Like Water for Chocolate by Laura Esquivel
Ita is the youngest daughter of the all-female De La Garza family in turn-of-the-century Mexico, and she lives with them now. She can’t get married because of tradition. She has to look after her mother until she dies. That’s not all. With the magic she puts into her food, Pedro falls in love with her. He then marries her sister in a desperate act of love.
Midnight’s Children by Salman Rushdie
Saleem Sinai is born at the stroke of midnight at the exact moment when India became independent. He is one of 1,001 children born at the same time who each have a special gift. Saleem can communicate with these kids through their minds, but his gift comes with a price. His life will always be linked to his motherland.
Their Eyes Were Watching God by Zora Neale Hurston
As soon as Janie, now 16, is caught kissing shifty Johnny Taylor, her grandmother quickly gets married to an old man with 60 acres. Janie has two stifling relationships before meeting the man of her dreams, who gives her a packet of flower seeds.
The Song of Solomon by Toni Morrison
Morrison has two books on this list, but do they need to be there? They are. The story of Milkman Dead, who was born soon after a local eccentric tried to flee by throwing himself off a rooftop, is told by Morrison in this book. For the rest of his life, Milkman, too, will be obsessed with the need to fly, and he won’t stop.
The Wind-Up Bird Chronicle by Haruki Murakami
To start, a young man named Toru Okada is looking for his wife’s cat in a Tokyo suburb. The Wind-Up Bird Chronicle was originally published in three parts. Soon, he and his wife are looking for each other in a dark place that lies beneath the surface of Tokyo. They meet a strange group of allies and foes.

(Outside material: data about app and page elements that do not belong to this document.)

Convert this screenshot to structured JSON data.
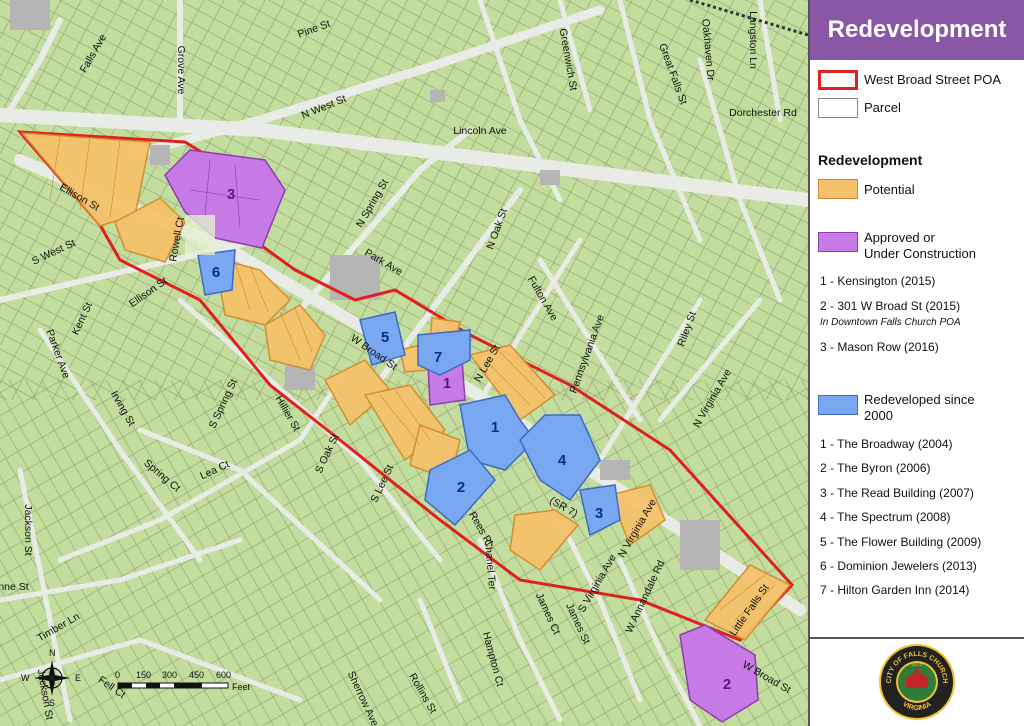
{
  "legend": {
    "title": "Redevelopment",
    "boundary_items": [
      {
        "label": "West Broad Street POA",
        "color": "#e02020"
      },
      {
        "label": "Parcel",
        "color": "#888888"
      }
    ],
    "section_heading": "Redevelopment",
    "potential": {
      "label": "Potential",
      "color": "#f5c26b"
    },
    "approved": {
      "label_line1": "Approved or",
      "label_line2": "Under Construction",
      "color": "#c87ae6",
      "items": [
        "1 - Kensington (2015)",
        "2 - 301 W Broad St (2015)",
        "3 - Mason Row (2016)"
      ],
      "note": "In Downtown Falls Church POA"
    },
    "redeveloped": {
      "label_line1": "Redeveloped since",
      "label_line2": "2000",
      "color": "#7aa8f0",
      "items": [
        "1 - The Broadway (2004)",
        "2 - The Byron (2006)",
        "3 - The Read Building (2007)",
        "4 - The Spectrum (2008)",
        "5 - The Flower Building (2009)",
        "6 - Dominion Jewelers (2013)",
        "7 - Hilton Garden Inn (2014)"
      ]
    },
    "seal": {
      "top_text": "CITY OF FALLS CHURCH",
      "bottom_text": "VIRGINIA",
      "year": "1875"
    }
  },
  "map": {
    "street_labels": [
      {
        "text": "Falls Ave",
        "angle": -60
      },
      {
        "text": "Grove Ave",
        "angle": 90
      },
      {
        "text": "Pine St",
        "angle": -20
      },
      {
        "text": "N West St",
        "angle": -22
      },
      {
        "text": "Greenwich St",
        "angle": 80
      },
      {
        "text": "Great Falls St",
        "angle": 70
      },
      {
        "text": "Oakhaven Dr",
        "angle": 85
      },
      {
        "text": "Langston Ln",
        "angle": 90
      },
      {
        "text": "Lincoln Ave",
        "angle": 0
      },
      {
        "text": "Dorchester Rd",
        "angle": 0
      },
      {
        "text": "Ellison St",
        "angle": 30
      },
      {
        "text": "Rowell Ct",
        "angle": -80
      },
      {
        "text": "S West St",
        "angle": -25
      },
      {
        "text": "N Spring St",
        "angle": -60
      },
      {
        "text": "N Oak St",
        "angle": -70
      },
      {
        "text": "Fulton Ave",
        "angle": 60
      },
      {
        "text": "Park Ave",
        "angle": 30
      },
      {
        "text": "Kent St",
        "angle": -65
      },
      {
        "text": "Ellison St",
        "angle": -35
      },
      {
        "text": "Parker Ave",
        "angle": 70
      },
      {
        "text": "Pennsylvania Ave",
        "angle": -70
      },
      {
        "text": "Riley St",
        "angle": -70
      },
      {
        "text": "N Virginia Ave",
        "angle": -60
      },
      {
        "text": "W Broad St",
        "angle": 35
      },
      {
        "text": "N Lee St",
        "angle": -60
      },
      {
        "text": "Irving St",
        "angle": 60
      },
      {
        "text": "S Spring St",
        "angle": -65
      },
      {
        "text": "Hillier St",
        "angle": 60
      },
      {
        "text": "S Oak St",
        "angle": -65
      },
      {
        "text": "Lea Ct",
        "angle": -25
      },
      {
        "text": "Spring Ct",
        "angle": 40
      },
      {
        "text": "S Lee St",
        "angle": -65
      },
      {
        "text": "(SR 7)",
        "angle": 30
      },
      {
        "text": "Rees Pl",
        "angle": 60
      },
      {
        "text": "Chanel Ter",
        "angle": 85
      },
      {
        "text": "N Virginia Ave",
        "angle": -60
      },
      {
        "text": "S Virginia Ave",
        "angle": -60
      },
      {
        "text": "Little Falls St",
        "angle": -55
      },
      {
        "text": "W Annandale Rd",
        "angle": -65
      },
      {
        "text": "James Ct",
        "angle": 65
      },
      {
        "text": "James St",
        "angle": 65
      },
      {
        "text": "Hampton Ct",
        "angle": 75
      },
      {
        "text": "Jackson St",
        "angle": 90
      },
      {
        "text": "Anne St",
        "angle": 0
      },
      {
        "text": "Timber Ln",
        "angle": -30
      },
      {
        "text": "Jackson St",
        "angle": 80
      },
      {
        "text": "Rollins St",
        "angle": 60
      },
      {
        "text": "Sherrow Ave",
        "angle": 65
      },
      {
        "text": "W Broad St",
        "angle": 30
      },
      {
        "text": "Fell Ct",
        "angle": 35
      }
    ],
    "approved_labels": [
      "1",
      "2",
      "3"
    ],
    "redeveloped_labels": [
      "1",
      "2",
      "3",
      "4",
      "5",
      "6",
      "7"
    ],
    "compass": {
      "n": "N",
      "s": "S",
      "e": "E",
      "w": "W"
    },
    "scale_bar": {
      "ticks": [
        "0",
        "150",
        "300",
        "450",
        "600"
      ],
      "unit": "Feet"
    }
  }
}
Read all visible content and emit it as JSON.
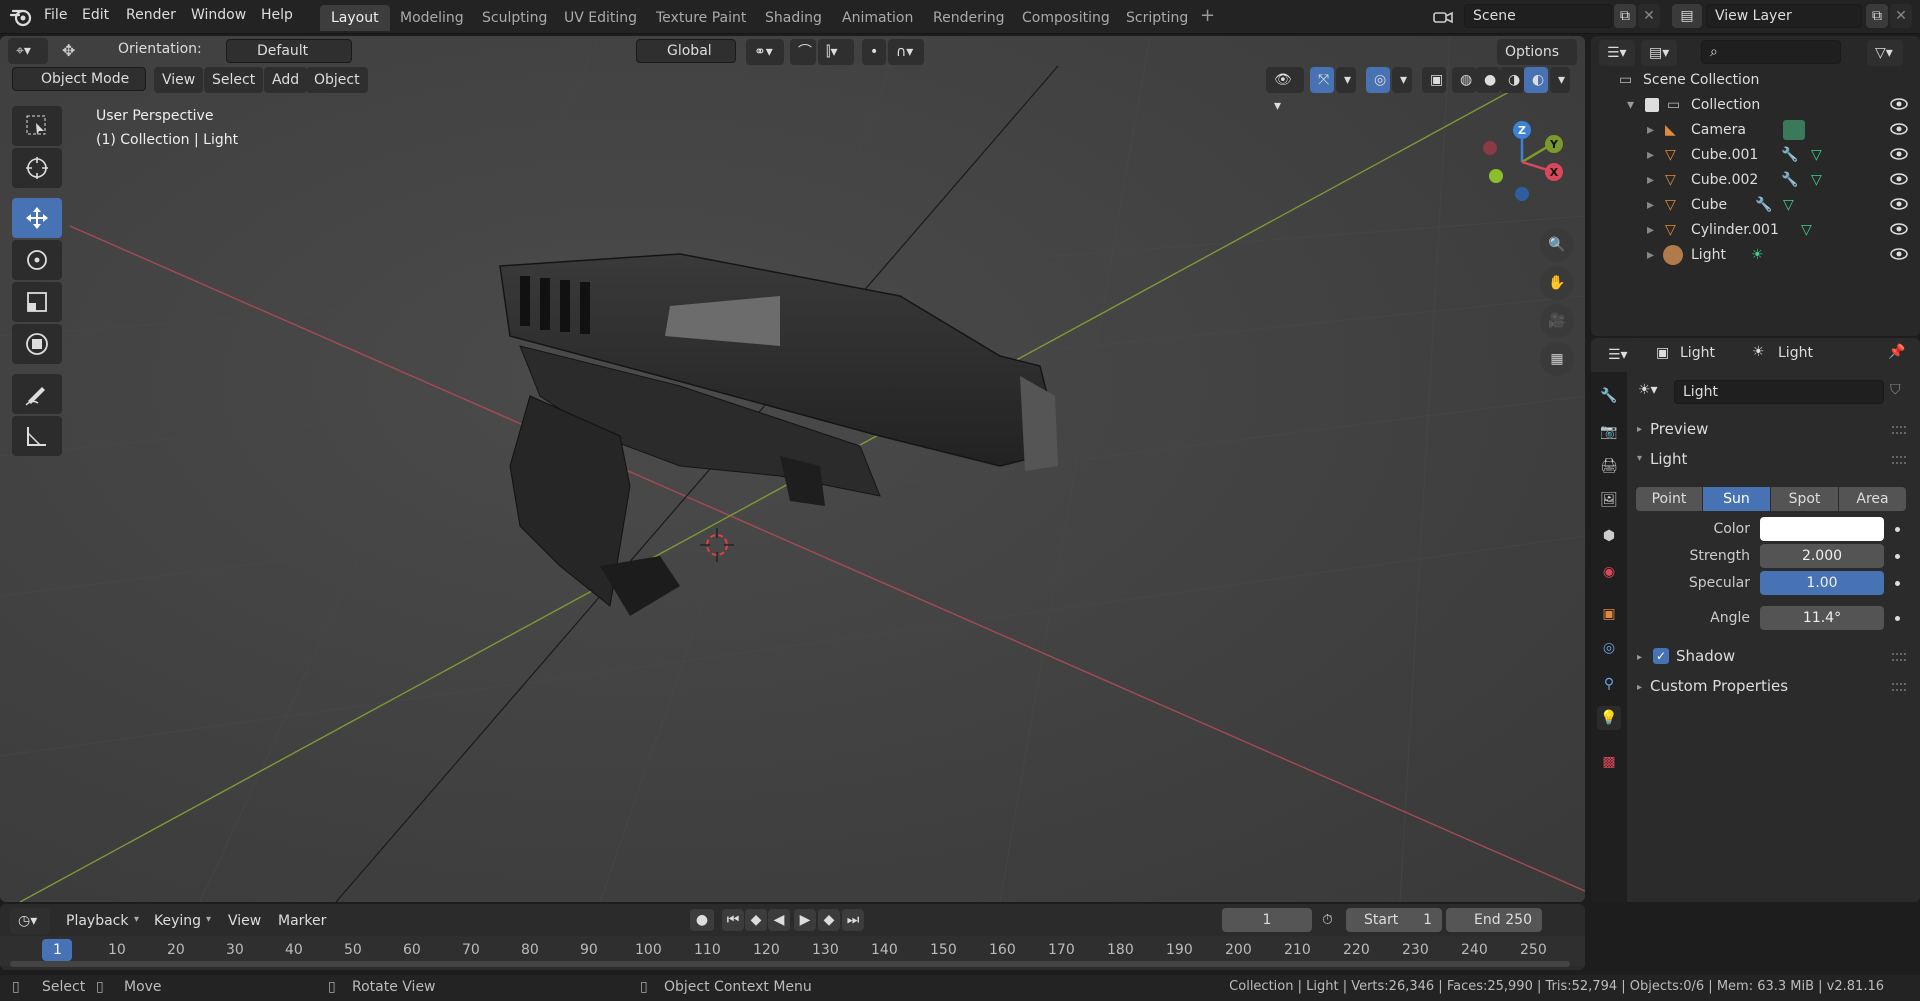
{
  "menu": [
    "File",
    "Edit",
    "Render",
    "Window",
    "Help"
  ],
  "workspaces": [
    "Layout",
    "Modeling",
    "Sculpting",
    "UV Editing",
    "Texture Paint",
    "Shading",
    "Animation",
    "Rendering",
    "Compositing",
    "Scripting"
  ],
  "active_workspace": "Layout",
  "scene": {
    "label": "Scene"
  },
  "view_layer": {
    "label": "View Layer"
  },
  "tool_header": {
    "orientation_label": "Orientation:",
    "orientation_value": "Default",
    "transform": "Global",
    "options": "Options"
  },
  "viewport_header": {
    "mode": "Object Mode",
    "view": "View",
    "select": "Select",
    "add": "Add",
    "object": "Object"
  },
  "viewport_overlay": {
    "line1": "User Perspective",
    "line2": "(1) Collection | Light"
  },
  "gizmo_axes": {
    "x": "X",
    "y": "Y",
    "z": "Z"
  },
  "outliner": {
    "root": "Scene Collection",
    "collection": "Collection",
    "items": [
      {
        "label": "Camera",
        "type": "camera"
      },
      {
        "label": "Cube.001",
        "type": "mesh"
      },
      {
        "label": "Cube.002",
        "type": "mesh"
      },
      {
        "label": "Cube",
        "type": "mesh"
      },
      {
        "label": "Cylinder.001",
        "type": "mesh"
      },
      {
        "label": "Light",
        "type": "light"
      }
    ]
  },
  "properties": {
    "breadcrumb_object": "Light",
    "breadcrumb_data": "Light",
    "datablock_name": "Light",
    "panel_preview": "Preview",
    "panel_light": "Light",
    "light_types": [
      "Point",
      "Sun",
      "Spot",
      "Area"
    ],
    "active_light_type": "Sun",
    "color_label": "Color",
    "color_value": "#ffffff",
    "strength_label": "Strength",
    "strength_value": "2.000",
    "specular_label": "Specular",
    "specular_value": "1.00",
    "angle_label": "Angle",
    "angle_value": "11.4°",
    "shadow_label": "Shadow",
    "shadow_checked": true,
    "custom_props": "Custom Properties"
  },
  "timeline": {
    "playback": "Playback",
    "keying": "Keying",
    "view": "View",
    "marker": "Marker",
    "current_frame": "1",
    "start_label": "Start",
    "start_value": "1",
    "end_label": "End",
    "end_value": "250",
    "ruler": [
      "1",
      "10",
      "20",
      "30",
      "40",
      "50",
      "60",
      "70",
      "80",
      "90",
      "100",
      "110",
      "120",
      "130",
      "140",
      "150",
      "160",
      "170",
      "180",
      "190",
      "200",
      "210",
      "220",
      "230",
      "240",
      "250"
    ]
  },
  "statusbar": {
    "select": "Select",
    "move": "Move",
    "rotate": "Rotate View",
    "context": "Object Context Menu",
    "stats": "Collection | Light | Verts:26,346 | Faces:25,990 | Tris:52,794 | Objects:0/6 | Mem: 63.3 MiB | v2.81.16"
  },
  "colors": {
    "accent": "#4772b3",
    "x_axis": "#d9485a",
    "y_axis": "#7a9a2a",
    "z_axis": "#3b82d8"
  }
}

Nights at the Circus by Angela Carter (1984)
Sophie Fevvers is one of the best acrobats in the world, the star of her circus, and the best in Europe. She is also part woman and part swan. This is also true. As a baby, she was left at a brothel and worked as a living statue street artist. She was born with little nubs of wings on her shoulder blades. Puberty finally comes around, and Sophie’s little nubs turn into beautiful full feathered wings. Her circus career began.
It doesn’t look like journalist Jack Walser is going to believe Sophie’s story for the time being. he wants to find out what he thinks is the real truth about how she’s different from other people. In order to show her, he follows her circus on a tour of Europe that goes from London to St. Petersburg and all the way to Siberia, so that people can see her. Jack is enthralled and desperate for a scoop, so he takes us, the reader, on a wild ride across the country. This well-known book was a big hit when it came out in 1984, and it went on to win the James Tait Black Memorial Prize for fiction.
Kafka on the Shore by Haruki Murakami (2002)
Murakami’s Kafka on the Shore is about two very different people whose lives seem to be linked together in a mysterious way. Kafka is a teenager who has run away from home after living as a shadow in his father’s house for years. He is now living on his own. A good turn of events leads him to a library, and there, he meets an assistant named Oshima. He doesn’t have a friend in the world until a good turn of events leads him there.
Nakata, an old man with learning disabilities, is happy living in a suburb of Tokyo. He spends most of his time talking to the cats in the area, and he sometimes helps them get back together with their owners for a small fee. It turns out that one day, when he goes to save a feline friend, he ends up at a grisly murder scene. As the story progresses, Kafka and Nataka become mysteriously attracted to each other as they travel through their own worlds, which are meant to be linked together in the end.